__Work request__. From the entries below, copy out all lines holding "name".

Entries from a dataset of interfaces
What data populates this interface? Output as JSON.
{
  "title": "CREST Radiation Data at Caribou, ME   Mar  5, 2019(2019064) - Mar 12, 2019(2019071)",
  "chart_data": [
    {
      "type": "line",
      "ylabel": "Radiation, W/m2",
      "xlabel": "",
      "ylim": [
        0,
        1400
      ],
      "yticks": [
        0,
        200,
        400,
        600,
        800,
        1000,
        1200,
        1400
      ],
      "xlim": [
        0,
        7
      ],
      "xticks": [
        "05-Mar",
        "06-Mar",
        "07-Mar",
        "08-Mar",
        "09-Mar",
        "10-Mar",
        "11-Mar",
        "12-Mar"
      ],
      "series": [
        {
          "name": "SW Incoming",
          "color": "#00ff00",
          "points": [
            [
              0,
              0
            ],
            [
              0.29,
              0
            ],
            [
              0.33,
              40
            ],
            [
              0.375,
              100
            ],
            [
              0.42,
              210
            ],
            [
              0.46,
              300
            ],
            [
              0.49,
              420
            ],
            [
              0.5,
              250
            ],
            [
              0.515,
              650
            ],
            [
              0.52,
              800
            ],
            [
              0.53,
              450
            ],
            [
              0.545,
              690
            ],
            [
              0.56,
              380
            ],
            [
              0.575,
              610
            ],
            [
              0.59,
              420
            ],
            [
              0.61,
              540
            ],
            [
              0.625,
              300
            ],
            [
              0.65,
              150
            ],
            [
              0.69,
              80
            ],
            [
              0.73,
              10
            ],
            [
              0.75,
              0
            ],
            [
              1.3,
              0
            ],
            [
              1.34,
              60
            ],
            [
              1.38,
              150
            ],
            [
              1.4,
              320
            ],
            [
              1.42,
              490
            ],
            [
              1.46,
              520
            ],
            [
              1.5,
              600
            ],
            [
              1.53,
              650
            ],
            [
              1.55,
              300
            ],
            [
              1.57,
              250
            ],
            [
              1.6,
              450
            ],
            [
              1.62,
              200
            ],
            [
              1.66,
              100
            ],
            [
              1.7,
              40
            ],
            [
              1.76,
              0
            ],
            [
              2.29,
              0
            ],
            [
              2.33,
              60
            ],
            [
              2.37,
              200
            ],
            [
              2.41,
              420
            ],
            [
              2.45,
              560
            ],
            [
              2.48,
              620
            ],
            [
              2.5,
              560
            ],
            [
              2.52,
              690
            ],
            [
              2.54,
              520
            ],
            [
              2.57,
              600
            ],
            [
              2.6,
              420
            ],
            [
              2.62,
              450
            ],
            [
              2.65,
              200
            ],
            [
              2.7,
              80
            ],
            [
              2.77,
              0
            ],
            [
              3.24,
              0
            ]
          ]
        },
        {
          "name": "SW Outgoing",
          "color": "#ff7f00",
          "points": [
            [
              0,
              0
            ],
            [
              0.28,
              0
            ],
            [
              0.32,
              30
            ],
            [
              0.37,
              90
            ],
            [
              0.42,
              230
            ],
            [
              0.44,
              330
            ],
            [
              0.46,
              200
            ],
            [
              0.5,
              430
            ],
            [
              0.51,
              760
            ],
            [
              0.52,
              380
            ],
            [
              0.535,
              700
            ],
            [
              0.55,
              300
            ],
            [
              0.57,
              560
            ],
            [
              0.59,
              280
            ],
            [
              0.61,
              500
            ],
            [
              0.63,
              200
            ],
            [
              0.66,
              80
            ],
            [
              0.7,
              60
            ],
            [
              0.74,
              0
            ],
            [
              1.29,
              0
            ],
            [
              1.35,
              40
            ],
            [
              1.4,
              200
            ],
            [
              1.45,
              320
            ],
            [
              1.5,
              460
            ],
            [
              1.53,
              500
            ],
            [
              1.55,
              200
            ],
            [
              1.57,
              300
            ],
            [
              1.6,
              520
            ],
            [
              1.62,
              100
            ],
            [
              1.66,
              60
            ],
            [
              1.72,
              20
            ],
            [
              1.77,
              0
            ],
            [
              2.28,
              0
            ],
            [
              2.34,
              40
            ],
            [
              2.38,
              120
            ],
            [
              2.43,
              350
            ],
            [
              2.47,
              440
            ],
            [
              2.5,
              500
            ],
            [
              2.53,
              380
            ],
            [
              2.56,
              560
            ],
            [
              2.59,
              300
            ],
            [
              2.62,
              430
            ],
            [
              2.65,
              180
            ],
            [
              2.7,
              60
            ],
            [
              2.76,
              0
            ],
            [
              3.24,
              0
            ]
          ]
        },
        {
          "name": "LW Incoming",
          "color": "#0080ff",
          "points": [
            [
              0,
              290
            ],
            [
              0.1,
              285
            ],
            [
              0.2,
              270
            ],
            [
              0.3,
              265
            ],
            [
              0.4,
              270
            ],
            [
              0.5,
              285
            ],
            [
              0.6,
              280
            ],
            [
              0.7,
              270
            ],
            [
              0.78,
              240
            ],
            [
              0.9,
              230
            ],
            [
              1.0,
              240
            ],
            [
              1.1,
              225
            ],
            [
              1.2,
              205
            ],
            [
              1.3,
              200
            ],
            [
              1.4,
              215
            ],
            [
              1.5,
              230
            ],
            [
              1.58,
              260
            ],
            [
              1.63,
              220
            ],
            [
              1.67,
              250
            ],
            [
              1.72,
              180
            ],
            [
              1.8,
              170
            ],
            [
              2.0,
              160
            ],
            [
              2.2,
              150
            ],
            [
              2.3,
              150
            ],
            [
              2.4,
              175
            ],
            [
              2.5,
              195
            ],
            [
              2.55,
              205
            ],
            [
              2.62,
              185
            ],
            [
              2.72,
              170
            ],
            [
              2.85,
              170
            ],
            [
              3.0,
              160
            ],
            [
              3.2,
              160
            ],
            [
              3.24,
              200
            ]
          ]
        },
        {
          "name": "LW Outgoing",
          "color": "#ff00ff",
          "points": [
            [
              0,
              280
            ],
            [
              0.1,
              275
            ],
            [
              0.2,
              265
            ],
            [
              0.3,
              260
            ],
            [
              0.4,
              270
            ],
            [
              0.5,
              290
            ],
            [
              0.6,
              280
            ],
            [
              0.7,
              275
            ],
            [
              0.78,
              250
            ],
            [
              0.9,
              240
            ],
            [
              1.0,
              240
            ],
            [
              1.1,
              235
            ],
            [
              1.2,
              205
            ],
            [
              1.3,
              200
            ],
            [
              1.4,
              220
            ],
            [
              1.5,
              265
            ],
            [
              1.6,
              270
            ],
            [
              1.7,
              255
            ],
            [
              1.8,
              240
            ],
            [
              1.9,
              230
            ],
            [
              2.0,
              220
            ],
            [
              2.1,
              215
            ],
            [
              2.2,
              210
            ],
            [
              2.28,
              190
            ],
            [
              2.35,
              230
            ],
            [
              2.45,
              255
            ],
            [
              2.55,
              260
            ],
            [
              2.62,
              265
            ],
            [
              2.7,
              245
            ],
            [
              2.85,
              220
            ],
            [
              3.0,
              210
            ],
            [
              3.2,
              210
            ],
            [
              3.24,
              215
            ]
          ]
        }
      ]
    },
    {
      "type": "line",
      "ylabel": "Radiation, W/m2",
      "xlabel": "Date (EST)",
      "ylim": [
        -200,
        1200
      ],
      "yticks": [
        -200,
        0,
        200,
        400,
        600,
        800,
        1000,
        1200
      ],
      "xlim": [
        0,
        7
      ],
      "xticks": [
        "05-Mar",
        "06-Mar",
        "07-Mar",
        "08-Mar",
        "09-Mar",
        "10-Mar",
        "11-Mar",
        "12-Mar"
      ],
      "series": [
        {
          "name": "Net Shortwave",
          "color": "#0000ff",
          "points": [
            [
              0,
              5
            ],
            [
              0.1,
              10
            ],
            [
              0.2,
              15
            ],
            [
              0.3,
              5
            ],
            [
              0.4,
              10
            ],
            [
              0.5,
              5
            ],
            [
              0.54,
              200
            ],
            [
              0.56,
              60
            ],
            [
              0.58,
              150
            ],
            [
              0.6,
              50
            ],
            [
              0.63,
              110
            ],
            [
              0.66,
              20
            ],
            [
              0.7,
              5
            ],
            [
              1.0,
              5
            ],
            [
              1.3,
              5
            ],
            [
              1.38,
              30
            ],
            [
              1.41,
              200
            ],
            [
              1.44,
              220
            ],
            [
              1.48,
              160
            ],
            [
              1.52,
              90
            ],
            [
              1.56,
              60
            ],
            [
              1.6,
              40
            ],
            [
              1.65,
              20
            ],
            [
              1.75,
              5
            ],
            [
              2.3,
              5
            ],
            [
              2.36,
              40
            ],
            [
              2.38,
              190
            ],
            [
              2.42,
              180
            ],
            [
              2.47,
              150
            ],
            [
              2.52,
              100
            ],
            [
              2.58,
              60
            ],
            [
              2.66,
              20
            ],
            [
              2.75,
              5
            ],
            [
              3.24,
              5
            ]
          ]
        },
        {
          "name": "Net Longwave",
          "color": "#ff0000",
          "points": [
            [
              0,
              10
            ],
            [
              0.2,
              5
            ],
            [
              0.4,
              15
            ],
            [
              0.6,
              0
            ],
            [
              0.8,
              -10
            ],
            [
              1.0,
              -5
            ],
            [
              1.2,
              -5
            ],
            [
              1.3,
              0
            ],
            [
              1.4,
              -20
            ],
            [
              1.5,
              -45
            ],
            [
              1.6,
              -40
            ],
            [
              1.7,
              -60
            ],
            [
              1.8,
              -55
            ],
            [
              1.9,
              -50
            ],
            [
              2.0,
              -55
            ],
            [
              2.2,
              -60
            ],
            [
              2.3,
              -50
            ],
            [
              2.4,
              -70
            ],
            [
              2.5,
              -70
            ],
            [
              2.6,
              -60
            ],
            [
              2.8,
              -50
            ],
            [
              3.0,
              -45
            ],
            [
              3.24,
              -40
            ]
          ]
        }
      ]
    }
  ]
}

__Solution to the problem__.
          "name": "SW Incoming",
          "name": "SW Outgoing",
          "name": "LW Incoming",
          "name": "LW Outgoing",
          "name": "Net Shortwave",
          "name": "Net Longwave",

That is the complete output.